George Stubbs, A Saddled Bay Hunter, 1786. Oil on panel; 22-3/4 x 19 in. (57.79 x 48.26 cm). Gift of the Berger Collection Educational Trust, 2019.10

“We are immensely proud to present the results of this scholarly research undertaken by curators and conservators at the Yale Center for British Art, the Hamilton Kerr Institute at Cambridge University and the National Portrait Gallery in London,” said curator Stuart. “By employing state-of-the-art imaging techniques—digital x-radiography, infrared reflectography, ultraviolet fluorescence and x-ray fluorescence—the researchers uncovered new information about the artists, sitters and processes used to create some of the oldest and most important paintings in the collection.”

Beyond the groundbreaking forensic discoveries, visitors will be fascinated by the timeless relevance of artwork subjects featured in Treasures of British Art. The exhibition will display how international exchange influenced British art, history and culture. Visitors will recognize collection favorites such as The Radcliffe Family by Thomas Hudson and Edward, Prince of Wales (later Edward VI) by Hans Holbein and studio. Artworks rarely seen in recent years will also be on view, such as Papirius Praetextatus Entreated by His Mother by the Royal Academy founder Angelica Kauffman and Portrait of Three Girls by a follower of William Larkin. Not since the DAM’s 1999 landmark exhibition 600 Years of British Painting will so many works from the Berger Collection be on view.
Thomas Gainsborough (1727–1788), A Coastal Landscape, about 1782-84. Oil paint on canvas; 25-1/8 x 30 1/8 in. Gift of the Berger Collection Educational Trust, 2019.13

Treasures of British Art will be on view on level 2 of the Hamilton Building. This exhibition will be included in general admission, which is free for members and youth 18 and under. A catalog accompanying the exhibition is already available in The Shop at the Denver Art Museum and through the online shop.
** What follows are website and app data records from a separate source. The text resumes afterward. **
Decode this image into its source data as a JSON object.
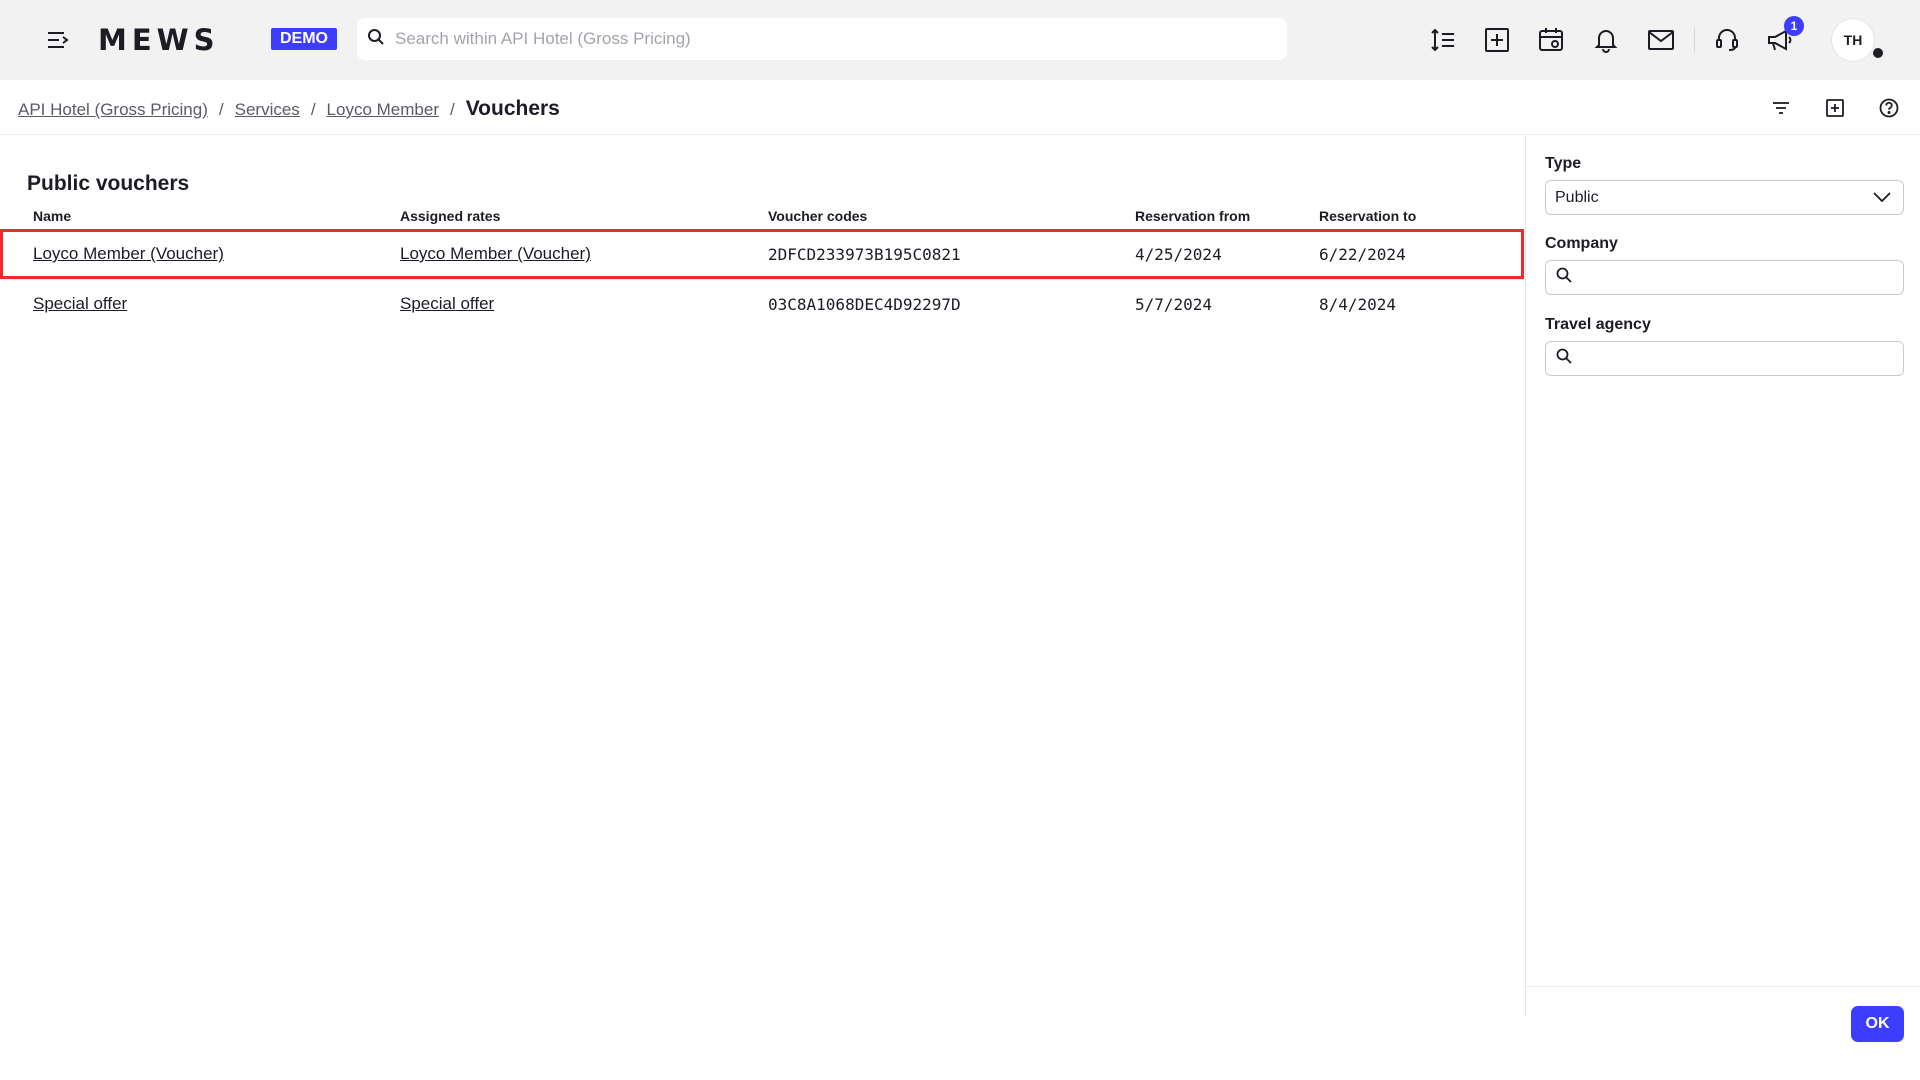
{
  "app": {
    "logo": "MEWS",
    "badge": "DEMO"
  },
  "search": {
    "placeholder": "Search within API Hotel (Gross Pricing)",
    "value": ""
  },
  "topbar_icons": [
    "menu-collapse-icon",
    "search-icon",
    "line-spacing-icon",
    "add-square-icon",
    "calendar-icon",
    "bell-icon",
    "mail-icon",
    "support-icon",
    "megaphone-icon"
  ],
  "notifications": {
    "count": "1"
  },
  "user": {
    "initials": "TH"
  },
  "breadcrumb": {
    "items": [
      "API Hotel (Gross Pricing)",
      "Services",
      "Loyco Member"
    ],
    "separator": "/",
    "current": "Vouchers"
  },
  "toolbar_icons": [
    "filter-icon",
    "add-square-icon",
    "help-icon"
  ],
  "main": {
    "section_title": "Public vouchers",
    "columns": [
      "Name",
      "Assigned rates",
      "Voucher codes",
      "Reservation from",
      "Reservation to"
    ],
    "rows": [
      {
        "name": "Loyco Member (Voucher)",
        "rate": "Loyco Member (Voucher)",
        "code": "2DFCD233973B195C0821",
        "from": "4/25/2024",
        "to": "6/22/2024"
      },
      {
        "name": "Special offer",
        "rate": "Special offer",
        "code": "03C8A1068DEC4D92297D",
        "from": "5/7/2024",
        "to": "8/4/2024"
      }
    ]
  },
  "filters": {
    "type": {
      "label": "Type",
      "value": "Public"
    },
    "company": {
      "label": "Company",
      "value": ""
    },
    "travel_agency": {
      "label": "Travel agency",
      "value": ""
    },
    "ok_label": "OK"
  },
  "colors": {
    "accent": "#3d3dff",
    "highlight": "#ee2a2a",
    "topbar_bg": "#f2f2f3"
  }
}
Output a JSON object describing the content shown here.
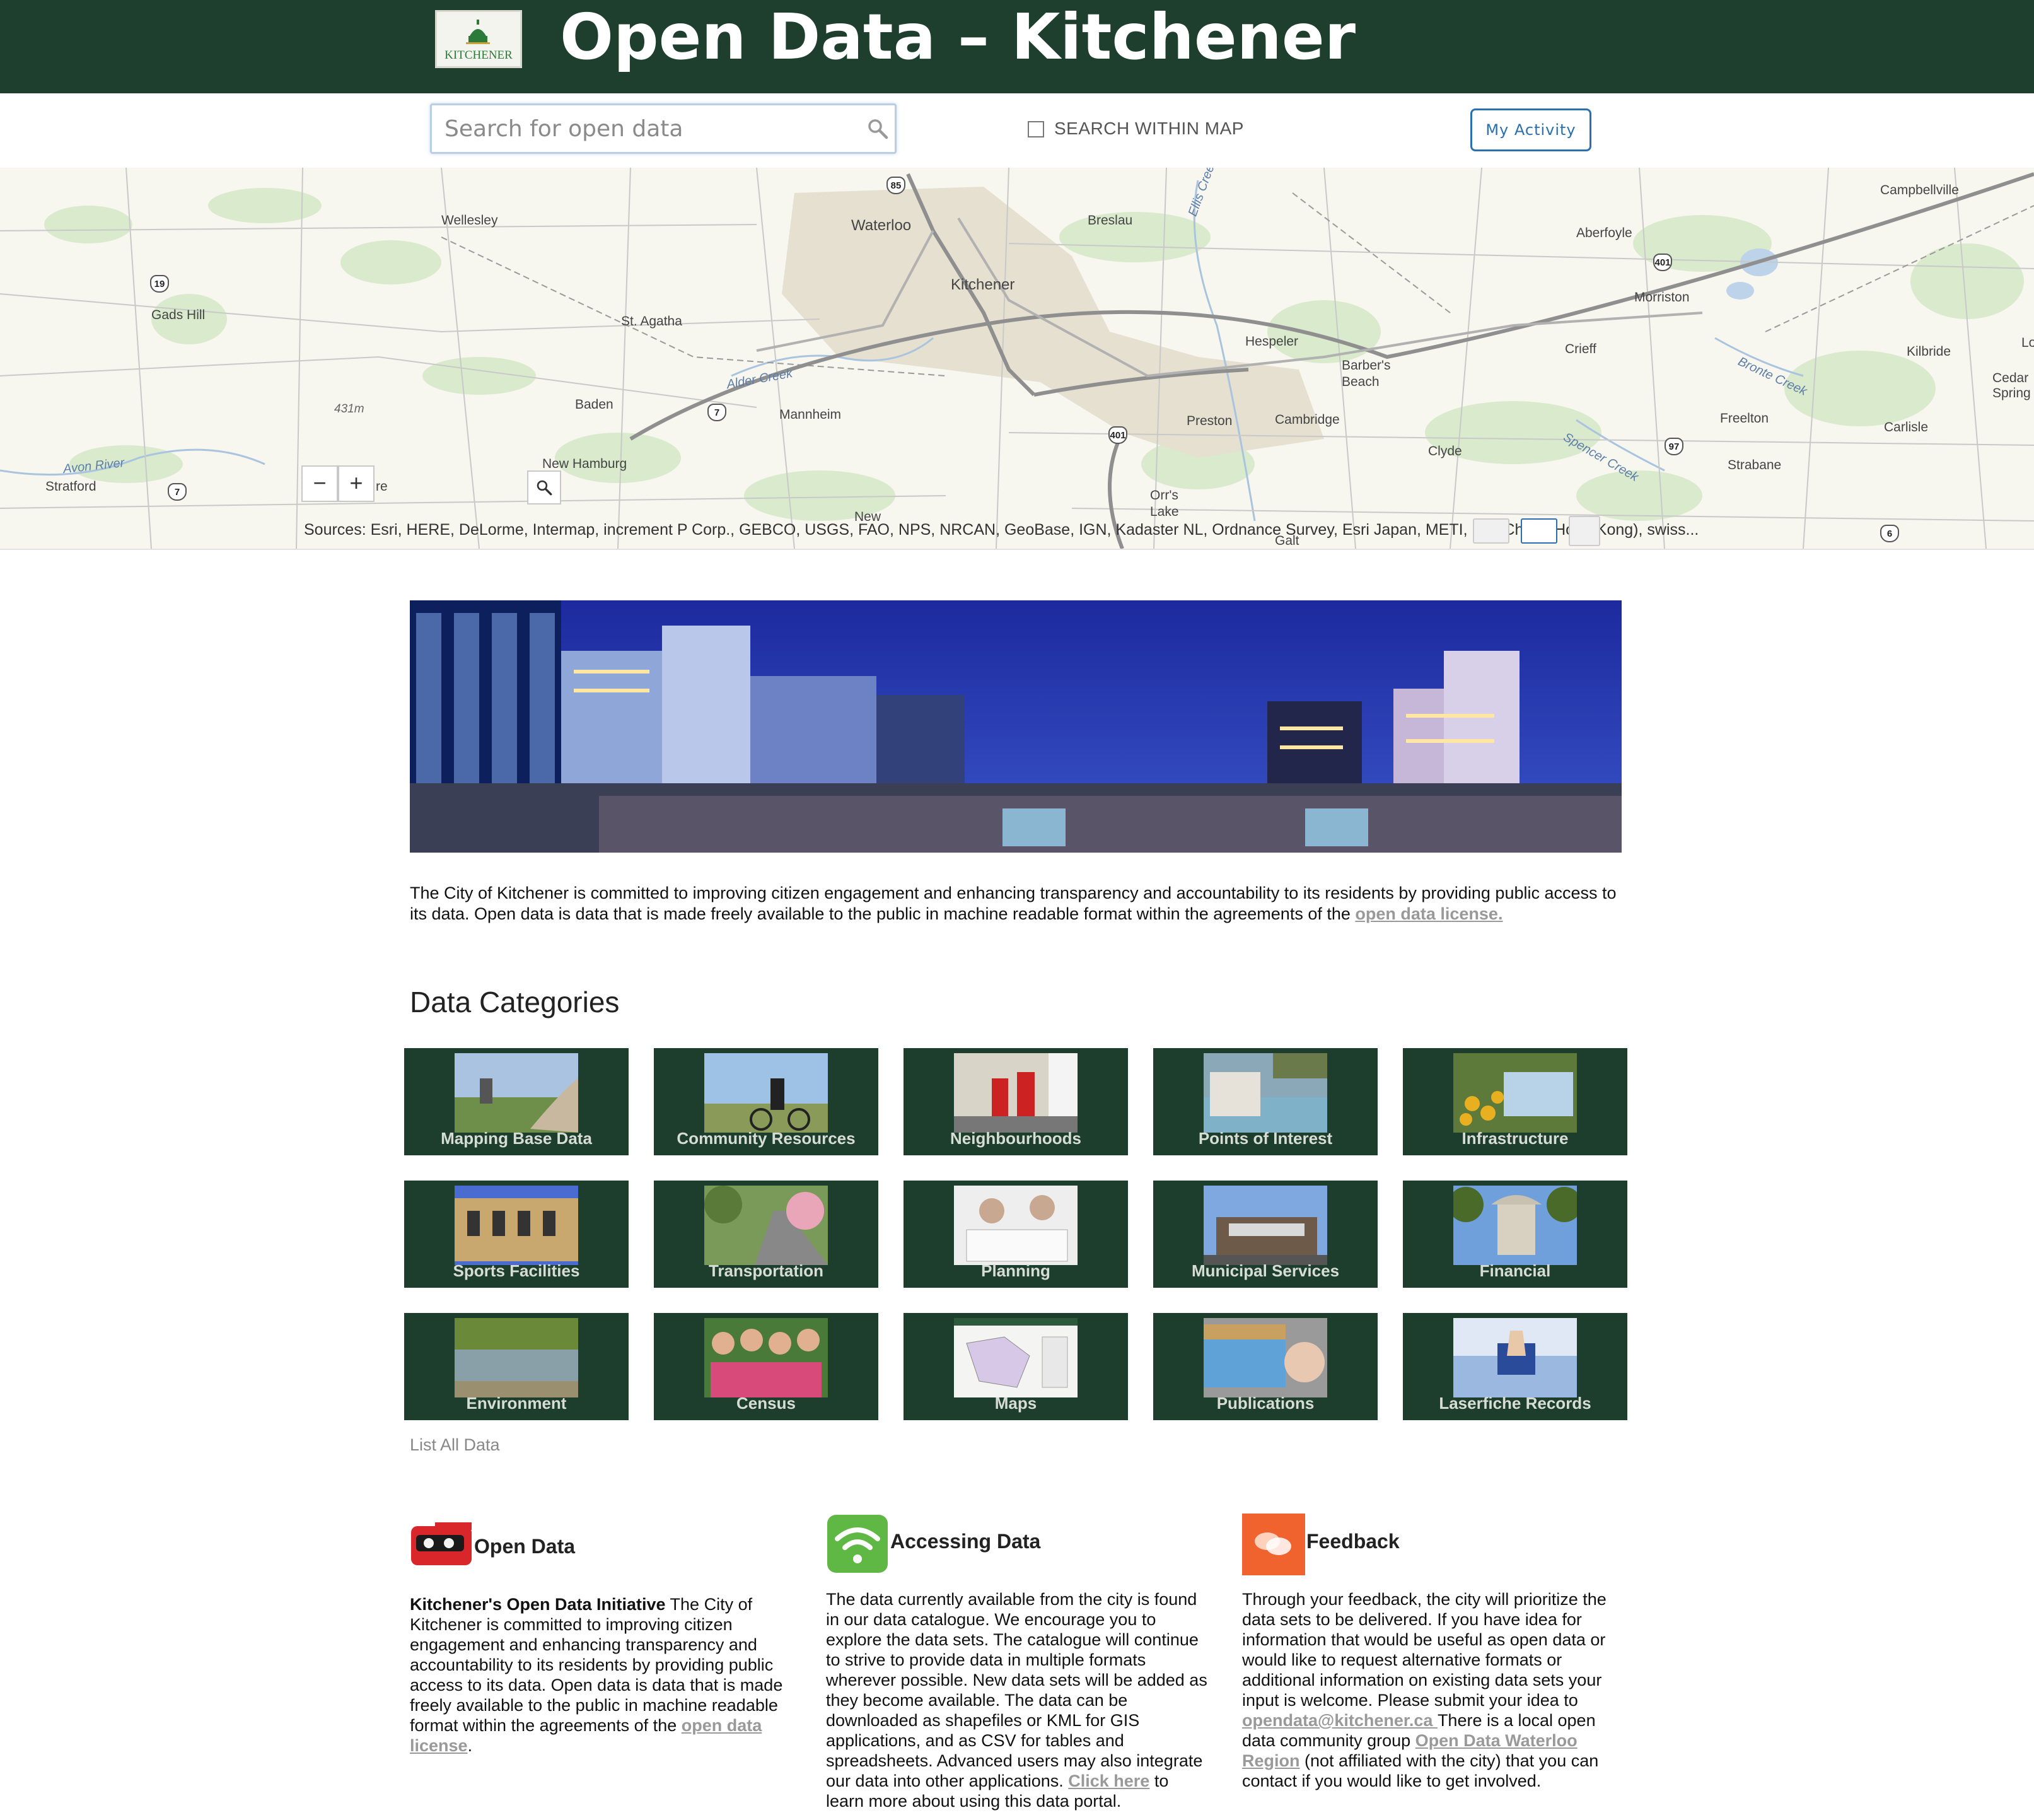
{
  "header": {
    "logo_text": "KITCHENER",
    "title": "Open Data – Kitchener"
  },
  "toolbar": {
    "search_placeholder": "Search for open data",
    "search_within_map_label": "SEARCH WITHIN MAP",
    "my_activity_label": "My Activity"
  },
  "map": {
    "places": [
      {
        "label": "Wellesley"
      },
      {
        "label": "Waterloo"
      },
      {
        "label": "Breslau"
      },
      {
        "label": "Kitchener"
      },
      {
        "label": "Gads Hill"
      },
      {
        "label": "St. Agatha"
      },
      {
        "label": "Hespeler"
      },
      {
        "label": "Barber's"
      },
      {
        "label": "Beach"
      },
      {
        "label": "Baden"
      },
      {
        "label": "Mannheim"
      },
      {
        "label": "Preston"
      },
      {
        "label": "Cambridge"
      },
      {
        "label": "Clyde"
      },
      {
        "label": "Stratford"
      },
      {
        "label": "New Hamburg"
      },
      {
        "label": "Orr's"
      },
      {
        "label": "Lake"
      },
      {
        "label": "New"
      },
      {
        "label": "Campbellville"
      },
      {
        "label": "Aberfoyle"
      },
      {
        "label": "Morriston"
      },
      {
        "label": "Crieff"
      },
      {
        "label": "Kilbride"
      },
      {
        "label": "Cedar"
      },
      {
        "label": "Spring"
      },
      {
        "label": "Freelton"
      },
      {
        "label": "Carlisle"
      },
      {
        "label": "Strabane"
      },
      {
        "label": "Lo"
      },
      {
        "label": "Galt"
      },
      {
        "label": "re"
      }
    ],
    "water_labels": [
      "Avon River",
      "Alder Creek",
      "Spencer Creek",
      "Bronte Creek",
      "Ellis Creek"
    ],
    "elevation_label": "431m",
    "highways": [
      "85",
      "19",
      "7",
      "401",
      "7",
      "97",
      "401",
      "6"
    ],
    "zoom_out": "−",
    "zoom_in": "+",
    "attribution": "Sources: Esri, HERE, DeLorme, Intermap, increment P Corp., GEBCO, USGS, FAO, NPS, NRCAN, GeoBase, IGN, Kadaster NL, Ordnance Survey, Esri Japan, METI, Esri China (Hong Kong), swiss..."
  },
  "intro": {
    "text": "The City of Kitchener is committed to improving citizen engagement and enhancing transparency and accountability to its residents by providing public access to its data. Open data is data that is made freely available to the public in machine readable format within the agreements of the ",
    "link": "open data license."
  },
  "categories": {
    "heading": "Data Categories",
    "items": [
      {
        "label": "Mapping Base Data"
      },
      {
        "label": "Community Resources"
      },
      {
        "label": "Neighbourhoods"
      },
      {
        "label": "Points of Interest"
      },
      {
        "label": "Infrastructure"
      },
      {
        "label": "Sports Facilities"
      },
      {
        "label": "Transportation"
      },
      {
        "label": "Planning"
      },
      {
        "label": "Municipal Services"
      },
      {
        "label": "Financial"
      },
      {
        "label": "Environment"
      },
      {
        "label": "Census"
      },
      {
        "label": "Maps"
      },
      {
        "label": "Publications"
      },
      {
        "label": "Laserfiche Records"
      }
    ],
    "list_all": "List All Data"
  },
  "info": {
    "open_data": {
      "title": "Open Data",
      "bold": "Kitchener's Open Data Initiative",
      "text": " The City of Kitchener is committed to improving citizen engagement and enhancing transparency and accountability to its residents by providing public access to its data. Open data is data that is made freely available to the public in machine readable format within the agreements of the ",
      "link": "open data license",
      "end": "."
    },
    "accessing": {
      "title": "Accessing Data",
      "text": "The data currently available from the city is found in our data catalogue. We encourage you to explore the data sets. The catalogue will continue to strive to provide data in multiple formats wherever possible. New data sets will be added as they become available. The data can be downloaded as shapefiles or KML for GIS applications, and as CSV for tables and spreadsheets. Advanced users may also integrate our data into other applications. ",
      "link": "Click here",
      "end": " to learn more about using this data portal."
    },
    "feedback": {
      "title": "Feedback",
      "text": "Through your feedback, the city will prioritize the data sets to be delivered. If you have idea for information that would be useful as open data or would like to request alternative formats or additional information on existing data sets your input is welcome. Please submit your idea to ",
      "email": "opendata@kitchener.ca ",
      "text2": "There is a local open data community group ",
      "group_link": "Open Data Waterloo Region",
      "end": " (not affiliated with the city) that you can contact if you would like to get involved."
    }
  },
  "colors": {
    "header_bg": "#1e3f2d",
    "tile_bg": "#1d3e2c",
    "button_accent": "#2a6fb0",
    "link_gray": "#999999"
  }
}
A related academic symposium will be held at the DAM in September 2019. #TreasuresatDAM

The Denver Art Museum is an educational, nonprofit resource that sparks creative thinking and expression through transformative experiences with art. Its holdings reflect the city and region—and provide invaluable ways for the community to learn about cultures from around the world. Metro citizens support the Scientific and Cultural Facilities District (SCFD), a unique funding source serving hundreds of metro Denver arts, culture and scientific organizations. For museum information, call 720-865-5000 or visit